This study, jointly sponsored by the Brookings Institution and the Massachusetts Institute of Technology, examines the strategic, technological, and political issues raised by ballistic missile defense. Eight contributors take an analytical approach to their areas of expertise, which include the relationship of missile defense to nuclear strategy, the nature and potential applications of current and future technologies, the views on missile defense in the Soviet Union and among the smaller nuclear powers, the meaning of the Anti-Ballistic Missile Treaty for today's technology, and the present role and historical legacy of ballistic missile defense in the context of East-West relations. The volume editors give a comprehensive introduction to this wide range of subjects and an assessment of future prospects. In the final chapter, nine knowledgeable observers offer their varied personal views on the ballistic missile defense question.

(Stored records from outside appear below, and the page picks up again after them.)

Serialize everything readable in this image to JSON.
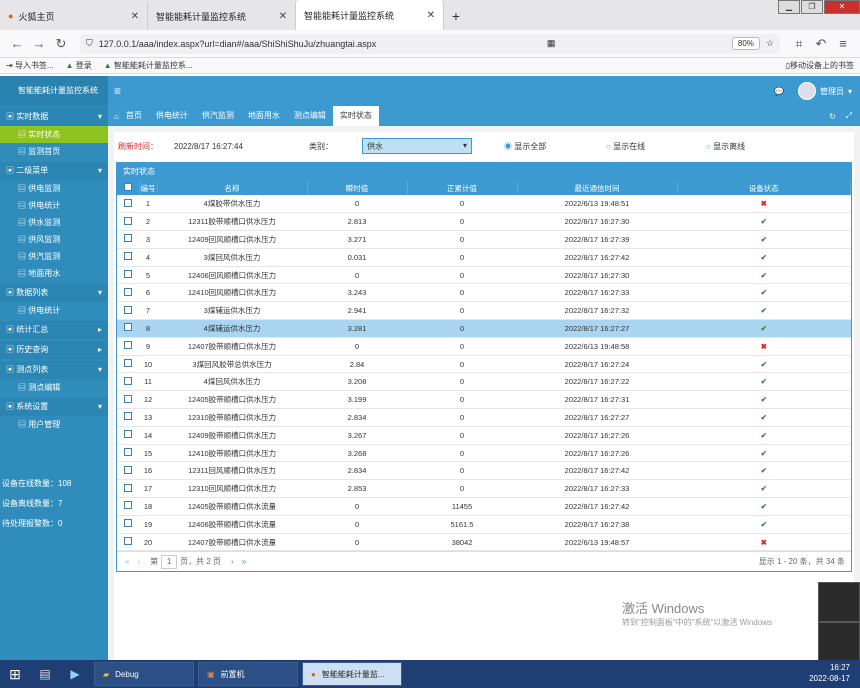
{
  "browser": {
    "tabs": [
      {
        "title": "火狐主页"
      },
      {
        "title": "智能能耗计量监控系统"
      },
      {
        "title": "智能能耗计量监控系统"
      }
    ],
    "url": "127.0.0.1/aaa/index.aspx?url=dian#/aaa/ShiShiShuJu/zhuangtai.aspx",
    "zoom": "80%",
    "bookmarks": [
      "导入书签...",
      "登录",
      "智能能耗计量监控系..."
    ],
    "mobile_bookmarks": "移动设备上的书签"
  },
  "sidebar": {
    "title": "智能能耗计量监控系统",
    "sections": [
      {
        "label": "实时数据",
        "items": [
          "实时状态",
          "监测首页"
        ]
      },
      {
        "label": "二级菜单",
        "items": [
          "供电监测",
          "供电统计",
          "供水监测",
          "供风监测",
          "供汽监测",
          "地面用水"
        ]
      },
      {
        "label": "数据列表",
        "items": [
          "供电统计"
        ]
      },
      {
        "label": "统计汇总",
        "items": []
      },
      {
        "label": "历史查询",
        "items": []
      },
      {
        "label": "测点列表",
        "items": [
          "测点编辑"
        ]
      },
      {
        "label": "系统设置",
        "items": [
          "用户管理"
        ]
      }
    ],
    "stats": [
      "设备在线数量：108",
      "设备离线数量：7",
      "待处理报警数：0"
    ]
  },
  "header": {
    "admin": "管理员"
  },
  "page_tabs": [
    "首页",
    "供电统计",
    "供汽监测",
    "地面用水",
    "测点编辑",
    "实时状态"
  ],
  "filter": {
    "time_label": "刷新时间：",
    "time_value": "2022/8/17 16:27:44",
    "category_label": "类别：",
    "category_value": "供水",
    "radio": [
      "显示全部",
      "显示在线",
      "显示离线"
    ]
  },
  "panel_title": "实时状态",
  "table": {
    "headers": [
      "编号",
      "名称",
      "瞬时值",
      "正累计值",
      "最近通信时间",
      "设备状态"
    ],
    "rows": [
      [
        "1",
        "4煤胶带供水压力",
        "0",
        "0",
        "2022/6/13 19:48:51",
        "bad"
      ],
      [
        "2",
        "12311胶带顺槽口供水压力",
        "2.813",
        "0",
        "2022/8/17 16:27:30",
        "ok"
      ],
      [
        "3",
        "12409回风顺槽口供水压力",
        "3.271",
        "0",
        "2022/8/17 16:27:39",
        "ok"
      ],
      [
        "4",
        "3煤回风供水压力",
        "0.031",
        "0",
        "2022/8/17 16:27:42",
        "ok"
      ],
      [
        "5",
        "12406回风顺槽口供水压力",
        "0",
        "0",
        "2022/8/17 16:27:30",
        "ok"
      ],
      [
        "6",
        "12410回风顺槽口供水压力",
        "3.243",
        "0",
        "2022/8/17 16:27:33",
        "ok"
      ],
      [
        "7",
        "3煤辅运供水压力",
        "2.941",
        "0",
        "2022/8/17 16:27:32",
        "ok"
      ],
      [
        "8",
        "4煤辅运供水压力",
        "3.281",
        "0",
        "2022/8/17 16:27:27",
        "ok"
      ],
      [
        "9",
        "12407胶带顺槽口供水压力",
        "0",
        "0",
        "2022/6/13 19:48:58",
        "bad"
      ],
      [
        "10",
        "3煤回风胶带总供水压力",
        "2.84",
        "0",
        "2022/8/17 16:27:24",
        "ok"
      ],
      [
        "11",
        "4煤回风供水压力",
        "3.208",
        "0",
        "2022/8/17 16:27:22",
        "ok"
      ],
      [
        "12",
        "12405胶带顺槽口供水压力",
        "3.199",
        "0",
        "2022/8/17 16:27:31",
        "ok"
      ],
      [
        "13",
        "12310胶带顺槽口供水压力",
        "2.834",
        "0",
        "2022/8/17 16:27:27",
        "ok"
      ],
      [
        "14",
        "12409胶带顺槽口供水压力",
        "3.267",
        "0",
        "2022/8/17 16:27:26",
        "ok"
      ],
      [
        "15",
        "12410胶带顺槽口供水压力",
        "3.268",
        "0",
        "2022/8/17 16:27:26",
        "ok"
      ],
      [
        "16",
        "12311回风顺槽口供水压力",
        "2.834",
        "0",
        "2022/8/17 16:27:42",
        "ok"
      ],
      [
        "17",
        "12310回风顺槽口供水压力",
        "2.853",
        "0",
        "2022/8/17 16:27:33",
        "ok"
      ],
      [
        "18",
        "12405胶带顺槽口供水流量",
        "0",
        "11455",
        "2022/8/17 16:27:42",
        "ok"
      ],
      [
        "19",
        "12406胶带顺槽口供水流量",
        "0",
        "5161.5",
        "2022/8/17 16:27:38",
        "ok"
      ],
      [
        "20",
        "12407胶带顺槽口供水流量",
        "0",
        "38042",
        "2022/6/13 19:48:57",
        "bad"
      ]
    ]
  },
  "pager": {
    "page_label": "第",
    "page_value": "1",
    "total": "页，共 2 页",
    "summary": "显示 1 - 20 条，共 34 条"
  },
  "watermark": {
    "line1": "激活 Windows",
    "line2": "转到\"控制面板\"中的\"系统\"以激活 Windows"
  },
  "taskbar": {
    "items": [
      "Debug",
      "前置机",
      "智能能耗计量监..."
    ],
    "time": "16:27",
    "date": "2022-08-17"
  }
}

Vipin Narang identifies the diversity of regional power nuclear strategies and describes in detail the posture each regional power has adopted over time. Developing a theory for the sources of regional power nuclear strategies, he offers the first systematic explanation of why states choose the postures they do and under what conditions they might shift strategies. Narang then analyzes the effects of these choices on a state's ability to deter conflict. Using both quantitative and qualitative analysis, he shows that, contrary to a bedrock article of faith in the canon of nuclear deterrence, the acquisition of nuclear weapons does not produce a uniform deterrent effect against opponents. Rather, some postures deter conflict more successfully than others.
Nuclear Strategy in the Modern Era considers the range of nuclear choices made by regional powers and the critical challenges they pose to modern international security.
Here, for the first time, are gripping accounts of Khrushchev's plan to destroy the U.S. naval base at Guantánamo; the handling of Soviet nuclear warheads on Cuba; and the extraordinary story of a U-2 spy plane that got lost over Russia at the peak of the crisis.
Written like a thriller, One Minute to Midnight is an exhaustively researched account of what Arthur Schlesinger, Jr. called “the most dangerous moment in human history,” and the definitive book on the Cuban missile crisis.
How the Iraq war was sold to the American public through professional P.R. strategies.
"The First Casualty": Lies that were told related to the Iraq war.
Euphemisms and jargon related to the Iraq war, e.g. "shock and awe," "Operation Iraqi Freedom," "axis of evil," "coalition of the willing," etc.
"War as Opportunity": How the war on terrorism and the war on Iraq have been used as marketing hooks to sell products and policies that have nothing to do with fighting terrorism.
"Brand America": The efforts of Charlotte Beers and other U.S. propaganda campaigns designed to win hearts overseas.
"The Mass Media as Propaganda Vehicle": How news coverage followed Washington's lead and language.
The book includes a glossary — "Propaganda: A User's Guide" — and resources to help Americans sort through the deceptions to see the strings behind Washington's campaign to sell the Iraq war to the public.